Every record must come back exactly as given.

RECORDED INFORMATION =
━━━
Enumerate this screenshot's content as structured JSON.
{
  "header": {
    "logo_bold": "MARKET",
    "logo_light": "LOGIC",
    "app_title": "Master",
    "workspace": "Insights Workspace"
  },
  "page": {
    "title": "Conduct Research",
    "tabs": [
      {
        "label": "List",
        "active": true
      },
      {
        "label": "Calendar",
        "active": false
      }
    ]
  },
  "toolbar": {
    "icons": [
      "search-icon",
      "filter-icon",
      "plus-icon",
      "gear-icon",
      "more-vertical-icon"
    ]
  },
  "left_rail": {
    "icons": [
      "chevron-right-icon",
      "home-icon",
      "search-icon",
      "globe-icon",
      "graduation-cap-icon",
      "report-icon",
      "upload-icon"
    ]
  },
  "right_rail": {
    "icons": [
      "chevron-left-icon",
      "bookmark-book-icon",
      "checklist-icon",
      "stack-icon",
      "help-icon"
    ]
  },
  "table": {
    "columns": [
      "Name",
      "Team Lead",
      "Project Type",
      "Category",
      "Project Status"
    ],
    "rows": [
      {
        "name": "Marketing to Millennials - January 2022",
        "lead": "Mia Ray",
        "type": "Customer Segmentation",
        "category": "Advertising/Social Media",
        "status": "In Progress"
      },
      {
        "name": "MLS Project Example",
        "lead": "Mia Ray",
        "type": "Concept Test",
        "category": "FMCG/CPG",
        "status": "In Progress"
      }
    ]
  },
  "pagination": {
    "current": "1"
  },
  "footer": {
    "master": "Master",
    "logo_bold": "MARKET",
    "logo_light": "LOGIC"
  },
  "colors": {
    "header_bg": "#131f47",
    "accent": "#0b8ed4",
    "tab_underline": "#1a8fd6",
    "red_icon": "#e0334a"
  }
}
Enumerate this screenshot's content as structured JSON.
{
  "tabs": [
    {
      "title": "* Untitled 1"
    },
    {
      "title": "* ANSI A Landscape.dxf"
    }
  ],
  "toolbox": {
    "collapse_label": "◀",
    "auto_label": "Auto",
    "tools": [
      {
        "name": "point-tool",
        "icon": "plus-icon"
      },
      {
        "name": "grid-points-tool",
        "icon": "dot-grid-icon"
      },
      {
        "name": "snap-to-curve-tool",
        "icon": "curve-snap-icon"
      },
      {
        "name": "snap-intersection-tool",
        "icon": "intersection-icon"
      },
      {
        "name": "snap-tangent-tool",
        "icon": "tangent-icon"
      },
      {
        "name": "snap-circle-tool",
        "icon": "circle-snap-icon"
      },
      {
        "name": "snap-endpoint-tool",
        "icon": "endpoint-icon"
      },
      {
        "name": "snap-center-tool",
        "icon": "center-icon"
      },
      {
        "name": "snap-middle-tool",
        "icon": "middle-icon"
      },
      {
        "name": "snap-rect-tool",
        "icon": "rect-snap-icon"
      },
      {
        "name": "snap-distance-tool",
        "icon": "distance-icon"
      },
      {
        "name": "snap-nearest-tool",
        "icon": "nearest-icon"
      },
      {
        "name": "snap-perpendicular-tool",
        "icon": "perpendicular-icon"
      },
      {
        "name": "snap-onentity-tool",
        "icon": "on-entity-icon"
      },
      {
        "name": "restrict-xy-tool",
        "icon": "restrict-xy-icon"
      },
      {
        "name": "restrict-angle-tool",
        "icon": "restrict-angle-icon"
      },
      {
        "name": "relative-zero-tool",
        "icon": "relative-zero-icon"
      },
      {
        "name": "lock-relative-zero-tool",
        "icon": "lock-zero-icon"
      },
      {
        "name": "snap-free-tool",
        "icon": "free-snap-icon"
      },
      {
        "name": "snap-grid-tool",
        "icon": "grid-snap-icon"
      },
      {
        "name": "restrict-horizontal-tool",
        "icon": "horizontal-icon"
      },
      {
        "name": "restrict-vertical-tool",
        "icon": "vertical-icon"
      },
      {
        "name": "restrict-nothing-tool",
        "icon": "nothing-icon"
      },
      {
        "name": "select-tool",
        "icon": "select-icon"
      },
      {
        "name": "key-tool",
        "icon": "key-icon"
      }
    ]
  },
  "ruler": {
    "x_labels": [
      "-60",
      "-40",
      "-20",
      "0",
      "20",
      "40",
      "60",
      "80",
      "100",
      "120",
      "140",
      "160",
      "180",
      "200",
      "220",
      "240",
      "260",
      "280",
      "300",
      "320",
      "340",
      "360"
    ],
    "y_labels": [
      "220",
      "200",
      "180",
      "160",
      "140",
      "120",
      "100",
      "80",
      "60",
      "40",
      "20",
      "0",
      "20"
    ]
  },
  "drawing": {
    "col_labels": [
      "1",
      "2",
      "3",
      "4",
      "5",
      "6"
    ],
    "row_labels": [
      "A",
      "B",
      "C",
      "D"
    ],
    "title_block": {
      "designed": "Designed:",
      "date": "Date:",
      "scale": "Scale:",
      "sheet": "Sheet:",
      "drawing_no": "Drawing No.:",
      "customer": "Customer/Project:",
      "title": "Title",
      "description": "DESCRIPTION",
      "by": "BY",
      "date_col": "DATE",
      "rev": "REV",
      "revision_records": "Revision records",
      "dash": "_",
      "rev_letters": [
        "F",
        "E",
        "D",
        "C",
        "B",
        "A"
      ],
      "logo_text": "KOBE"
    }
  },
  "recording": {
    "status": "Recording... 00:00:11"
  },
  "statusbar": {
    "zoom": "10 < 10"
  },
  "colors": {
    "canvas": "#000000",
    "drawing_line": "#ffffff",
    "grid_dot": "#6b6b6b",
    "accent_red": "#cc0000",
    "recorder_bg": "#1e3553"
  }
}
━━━
WRITTEN ANSWER =
Enumerate this screenshot's content as structured JSON.
{
  "header": {
    "logo_bold": "MARKET",
    "logo_light": "LOGIC",
    "app_title": "Master",
    "workspace": "Insights Workspace"
  },
  "page": {
    "title": "Conduct Research",
    "tabs": [
      {
        "label": "List",
        "active": true
      },
      {
        "label": "Calendar",
        "active": false
      }
    ]
  },
  "toolbar": {
    "icons": [
      "search-icon",
      "filter-icon",
      "plus-icon",
      "gear-icon",
      "more-vertical-icon"
    ]
  },
  "left_rail": {
    "icons": [
      "chevron-right-icon",
      "home-icon",
      "search-icon",
      "globe-icon",
      "graduation-cap-icon",
      "report-icon",
      "upload-icon"
    ]
  },
  "right_rail": {
    "icons": [
      "chevron-left-icon",
      "bookmark-book-icon",
      "checklist-icon",
      "stack-icon",
      "help-icon"
    ]
  },
  "table": {
    "columns": [
      "Name",
      "Team Lead",
      "Project Type",
      "Category",
      "Project Status"
    ],
    "rows": [
      {
        "name": "Marketing to Millennials - January 2022",
        "lead": "Mia Ray",
        "type": "Customer Segmentation",
        "category": "Advertising/Social Media",
        "status": "In Progress"
      },
      {
        "name": "MLS Project Example",
        "lead": "Mia Ray",
        "type": "Concept Test",
        "category": "FMCG/CPG",
        "status": "In Progress"
      }
    ]
  },
  "pagination": {
    "current": "1"
  },
  "footer": {
    "master": "Master",
    "logo_bold": "MARKET",
    "logo_light": "LOGIC"
  },
  "colors": {
    "header_bg": "#131f47",
    "accent": "#0b8ed4",
    "tab_underline": "#1a8fd6",
    "red_icon": "#e0334a"
  }
}
Enumerate this screenshot's content as structured JSON.
{
  "tabs": [
    {
      "title": "* Untitled 1"
    },
    {
      "title": "* ANSI A Landscape.dxf"
    }
  ],
  "toolbox": {
    "collapse_label": "◀",
    "auto_label": "Auto",
    "tools": [
      {
        "name": "point-tool",
        "icon": "plus-icon"
      },
      {
        "name": "grid-points-tool",
        "icon": "dot-grid-icon"
      },
      {
        "name": "snap-to-curve-tool",
        "icon": "curve-snap-icon"
      },
      {
        "name": "snap-intersection-tool",
        "icon": "intersection-icon"
      },
      {
        "name": "snap-tangent-tool",
        "icon": "tangent-icon"
      },
      {
        "name": "snap-circle-tool",
        "icon": "circle-snap-icon"
      },
      {
        "name": "snap-endpoint-tool",
        "icon": "endpoint-icon"
      },
      {
        "name": "snap-center-tool",
        "icon": "center-icon"
      },
      {
        "name": "snap-middle-tool",
        "icon": "middle-icon"
      },
      {
        "name": "snap-rect-tool",
        "icon": "rect-snap-icon"
      },
      {
        "name": "snap-distance-tool",
        "icon": "distance-icon"
      },
      {
        "name": "snap-nearest-tool",
        "icon": "nearest-icon"
      },
      {
        "name": "snap-perpendicular-tool",
        "icon": "perpendicular-icon"
      },
      {
        "name": "snap-onentity-tool",
        "icon": "on-entity-icon"
      },
      {
        "name": "restrict-xy-tool",
        "icon": "restrict-xy-icon"
      },
      {
        "name": "restrict-angle-tool",
        "icon": "restrict-angle-icon"
      },
      {
        "name": "relative-zero-tool",
        "icon": "relative-zero-icon"
      },
      {
        "name": "lock-relative-zero-tool",
        "icon": "lock-zero-icon"
      },
      {
        "name": "snap-free-tool",
        "icon": "free-snap-icon"
      },
      {
        "name": "snap-grid-tool",
        "icon": "grid-snap-icon"
      },
      {
        "name": "restrict-horizontal-tool",
        "icon": "horizontal-icon"
      },
      {
        "name": "restrict-vertical-tool",
        "icon": "vertical-icon"
      },
      {
        "name": "restrict-nothing-tool",
        "icon": "nothing-icon"
      },
      {
        "name": "select-tool",
        "icon": "select-icon"
      },
      {
        "name": "key-tool",
        "icon": "key-icon"
      }
    ]
  },
  "ruler": {
    "x_labels": [
      "-60",
      "-40",
      "-20",
      "0",
      "20",
      "40",
      "60",
      "80",
      "100",
      "120",
      "140",
      "160",
      "180",
      "200",
      "220",
      "240",
      "260",
      "280",
      "300",
      "320",
      "340",
      "360"
    ],
    "y_labels": [
      "220",
      "200",
      "180",
      "160",
      "140",
      "120",
      "100",
      "80",
      "60",
      "40",
      "20",
      "0",
      "20"
    ]
  },
  "drawing": {
    "col_labels": [
      "1",
      "2",
      "3",
      "4",
      "5",
      "6"
    ],
    "row_labels": [
      "A",
      "B",
      "C",
      "D"
    ],
    "title_block": {
      "designed": "Designed:",
      "date": "Date:",
      "scale": "Scale:",
      "sheet": "Sheet:",
      "drawing_no": "Drawing No.:",
      "customer": "Customer/Project:",
      "title": "Title",
      "description": "DESCRIPTION",
      "by": "BY",
      "date_col": "DATE",
      "rev": "REV",
      "revision_records": "Revision records",
      "dash": "_",
      "rev_letters": [
        "F",
        "E",
        "D",
        "C",
        "B",
        "A"
      ],
      "logo_text": "KOBE"
    }
  },
  "recording": {
    "status": "Recording... 00:00:11"
  },
  "statusbar": {
    "zoom": "10 < 10"
  },
  "colors": {
    "canvas": "#000000",
    "drawing_line": "#ffffff",
    "grid_dot": "#6b6b6b",
    "accent_red": "#cc0000",
    "recorder_bg": "#1e3553"
  }
}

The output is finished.